The lottery is a popular form of gambling that gives people the opportunity to win millions of dollars with only a small risk. The game contributes billions to state budgets and has a wide following. While it is not without its drawbacks, the lottery also serves a purpose: it provides a small amount of hope to a lot of people who might otherwise never win anything. It is important to note that lottery players as a group tend to be low-income and less educated, and it is important not to forget this when looking at the effects of the lottery.
Many people play the lottery because they feel it’s their only chance of winning money. This is a dangerous mentality to have, as the odds of winning are incredibly slim. In addition, the lottery can be expensive. Even a single ticket can cost tens of dollars, which can be costly in the long run. If you’re trying to make ends meet, it might be best to skip the lottery altogether.

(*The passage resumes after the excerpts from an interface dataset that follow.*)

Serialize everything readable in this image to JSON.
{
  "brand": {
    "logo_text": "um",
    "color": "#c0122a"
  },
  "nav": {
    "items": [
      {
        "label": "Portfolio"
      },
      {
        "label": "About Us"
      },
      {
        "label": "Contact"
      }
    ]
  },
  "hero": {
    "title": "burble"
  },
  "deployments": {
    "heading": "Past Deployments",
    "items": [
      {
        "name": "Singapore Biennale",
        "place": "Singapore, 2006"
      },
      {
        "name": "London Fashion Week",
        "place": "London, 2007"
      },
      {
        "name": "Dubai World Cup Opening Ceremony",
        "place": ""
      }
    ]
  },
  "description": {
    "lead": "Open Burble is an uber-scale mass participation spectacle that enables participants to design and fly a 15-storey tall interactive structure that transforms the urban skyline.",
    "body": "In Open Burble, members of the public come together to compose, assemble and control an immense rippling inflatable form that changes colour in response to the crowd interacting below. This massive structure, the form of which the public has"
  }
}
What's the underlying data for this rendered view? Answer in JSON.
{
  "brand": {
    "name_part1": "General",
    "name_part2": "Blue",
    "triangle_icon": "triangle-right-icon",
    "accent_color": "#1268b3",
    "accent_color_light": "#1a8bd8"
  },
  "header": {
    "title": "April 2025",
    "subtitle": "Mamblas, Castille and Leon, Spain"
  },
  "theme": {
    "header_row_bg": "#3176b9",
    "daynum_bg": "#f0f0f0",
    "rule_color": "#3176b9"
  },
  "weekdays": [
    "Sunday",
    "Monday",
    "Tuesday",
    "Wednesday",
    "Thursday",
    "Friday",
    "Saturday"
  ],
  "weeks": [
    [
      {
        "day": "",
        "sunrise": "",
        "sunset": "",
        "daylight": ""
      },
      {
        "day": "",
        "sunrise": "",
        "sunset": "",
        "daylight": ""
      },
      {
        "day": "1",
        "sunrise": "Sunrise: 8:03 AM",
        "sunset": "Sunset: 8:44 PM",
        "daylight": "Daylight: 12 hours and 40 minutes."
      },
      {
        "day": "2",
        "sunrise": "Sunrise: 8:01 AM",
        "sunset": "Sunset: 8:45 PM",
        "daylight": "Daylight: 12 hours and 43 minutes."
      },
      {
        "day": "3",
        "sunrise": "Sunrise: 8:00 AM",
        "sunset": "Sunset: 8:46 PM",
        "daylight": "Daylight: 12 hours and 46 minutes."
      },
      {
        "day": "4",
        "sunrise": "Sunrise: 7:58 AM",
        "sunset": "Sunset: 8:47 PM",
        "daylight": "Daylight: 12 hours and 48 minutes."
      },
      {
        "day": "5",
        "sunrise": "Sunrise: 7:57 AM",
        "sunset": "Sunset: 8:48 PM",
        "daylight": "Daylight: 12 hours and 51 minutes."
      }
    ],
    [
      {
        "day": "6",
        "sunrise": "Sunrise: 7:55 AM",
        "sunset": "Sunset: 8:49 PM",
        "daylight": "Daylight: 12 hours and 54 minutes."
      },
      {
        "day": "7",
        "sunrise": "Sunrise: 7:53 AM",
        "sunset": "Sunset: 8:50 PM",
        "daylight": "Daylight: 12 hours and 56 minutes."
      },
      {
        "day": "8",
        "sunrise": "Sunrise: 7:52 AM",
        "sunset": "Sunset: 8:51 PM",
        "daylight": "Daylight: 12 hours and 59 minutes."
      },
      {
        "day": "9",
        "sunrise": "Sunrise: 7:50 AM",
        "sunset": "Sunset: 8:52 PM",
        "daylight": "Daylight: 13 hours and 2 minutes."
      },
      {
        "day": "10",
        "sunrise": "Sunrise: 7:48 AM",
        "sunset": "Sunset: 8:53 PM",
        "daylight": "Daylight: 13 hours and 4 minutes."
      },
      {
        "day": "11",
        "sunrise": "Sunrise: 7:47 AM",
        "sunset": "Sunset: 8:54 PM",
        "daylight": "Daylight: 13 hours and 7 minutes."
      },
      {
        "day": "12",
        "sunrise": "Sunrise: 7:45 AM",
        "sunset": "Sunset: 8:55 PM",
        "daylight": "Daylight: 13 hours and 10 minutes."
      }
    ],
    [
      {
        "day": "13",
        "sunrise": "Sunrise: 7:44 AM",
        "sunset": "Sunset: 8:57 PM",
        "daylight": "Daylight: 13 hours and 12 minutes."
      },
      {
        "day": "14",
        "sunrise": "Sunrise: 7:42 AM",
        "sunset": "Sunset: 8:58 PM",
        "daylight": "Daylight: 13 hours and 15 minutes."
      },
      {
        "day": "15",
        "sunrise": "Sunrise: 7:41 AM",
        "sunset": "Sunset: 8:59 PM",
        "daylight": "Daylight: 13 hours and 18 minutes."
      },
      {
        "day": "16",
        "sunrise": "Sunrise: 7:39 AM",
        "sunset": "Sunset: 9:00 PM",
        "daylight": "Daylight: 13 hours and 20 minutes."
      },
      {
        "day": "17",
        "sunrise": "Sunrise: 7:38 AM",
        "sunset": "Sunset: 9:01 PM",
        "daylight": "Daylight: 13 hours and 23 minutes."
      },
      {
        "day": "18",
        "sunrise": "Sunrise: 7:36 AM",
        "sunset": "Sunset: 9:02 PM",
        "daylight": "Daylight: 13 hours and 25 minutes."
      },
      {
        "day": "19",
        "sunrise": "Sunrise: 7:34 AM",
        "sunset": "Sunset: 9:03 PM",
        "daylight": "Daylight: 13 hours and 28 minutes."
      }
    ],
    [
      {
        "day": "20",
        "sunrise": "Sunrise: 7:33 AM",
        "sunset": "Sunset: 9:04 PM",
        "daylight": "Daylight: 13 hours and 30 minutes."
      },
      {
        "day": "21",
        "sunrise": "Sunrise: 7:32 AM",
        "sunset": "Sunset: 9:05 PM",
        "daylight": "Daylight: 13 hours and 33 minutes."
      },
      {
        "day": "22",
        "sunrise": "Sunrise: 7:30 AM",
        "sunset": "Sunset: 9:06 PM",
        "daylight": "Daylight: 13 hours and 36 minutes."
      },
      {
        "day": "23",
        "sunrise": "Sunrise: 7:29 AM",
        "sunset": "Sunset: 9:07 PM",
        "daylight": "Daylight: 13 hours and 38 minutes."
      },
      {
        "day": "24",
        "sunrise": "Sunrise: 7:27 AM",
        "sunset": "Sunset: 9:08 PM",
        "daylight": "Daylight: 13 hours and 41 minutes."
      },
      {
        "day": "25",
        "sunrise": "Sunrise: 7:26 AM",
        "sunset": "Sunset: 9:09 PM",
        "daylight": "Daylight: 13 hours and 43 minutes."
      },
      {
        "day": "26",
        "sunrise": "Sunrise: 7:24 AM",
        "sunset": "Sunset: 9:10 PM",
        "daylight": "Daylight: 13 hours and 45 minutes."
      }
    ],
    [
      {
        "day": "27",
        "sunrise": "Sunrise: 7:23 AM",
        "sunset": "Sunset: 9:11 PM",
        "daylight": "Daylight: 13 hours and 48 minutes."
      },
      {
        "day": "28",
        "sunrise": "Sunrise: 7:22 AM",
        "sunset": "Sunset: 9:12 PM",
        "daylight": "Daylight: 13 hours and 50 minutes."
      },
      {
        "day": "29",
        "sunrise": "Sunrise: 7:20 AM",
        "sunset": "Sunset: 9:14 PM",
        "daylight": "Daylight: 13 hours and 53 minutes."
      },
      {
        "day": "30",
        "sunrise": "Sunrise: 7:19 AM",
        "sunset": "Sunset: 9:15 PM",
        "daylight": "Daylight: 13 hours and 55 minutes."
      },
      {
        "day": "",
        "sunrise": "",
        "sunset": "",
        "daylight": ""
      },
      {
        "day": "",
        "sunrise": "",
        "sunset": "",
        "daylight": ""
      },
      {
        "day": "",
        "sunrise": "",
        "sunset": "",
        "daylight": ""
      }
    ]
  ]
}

In the US, lotteries are a major source of revenue for states, which use the proceeds to fund a variety of programs. These include education, social services, and infrastructure projects. Some people argue that this is a good way to raise money for government. However, it is important to remember that lotteries are a form of gambling and can be addictive. It is therefore important to limit the number of times you play and not to make it a daily habit.
If you want to play the lottery, be sure to do your research. Read reviews of different lottery sites and select the one that suits your needs. Make sure to choose a site that offers an excellent customer service and secure payments. In addition, ensure that the site has a good reputation in the industry. If possible, choose a site that offers free trials or demo versions of its software.
Lottery has a long history, dating back to ancient times. The Old Testament contains a number of examples of distributing property by lot, and Roman emperors used the practice to give away slaves and merchandise for Saturnalian feasts. During the 16th and 17th centuries, lottery games became widespread in America. They were often used to finance the first English colonies and later to pay for the construction of highways and railroads.
Using probability theory can help you predict how numbers will perform in the next drawing. However, you should avoid picking numbers that are too similar to each other. In addition, you should always play in a large pool of numbers to improve your chances of winning. You should also try to eliminate the improbable, as Richard explains in this video.
In addition, it’s important to note that while there are some people who make a living from playing the lottery, this is not a sustainable career. In order to be successful, it’s crucial to know how to manage your bankroll and not get carried away by irrational gambling behavior.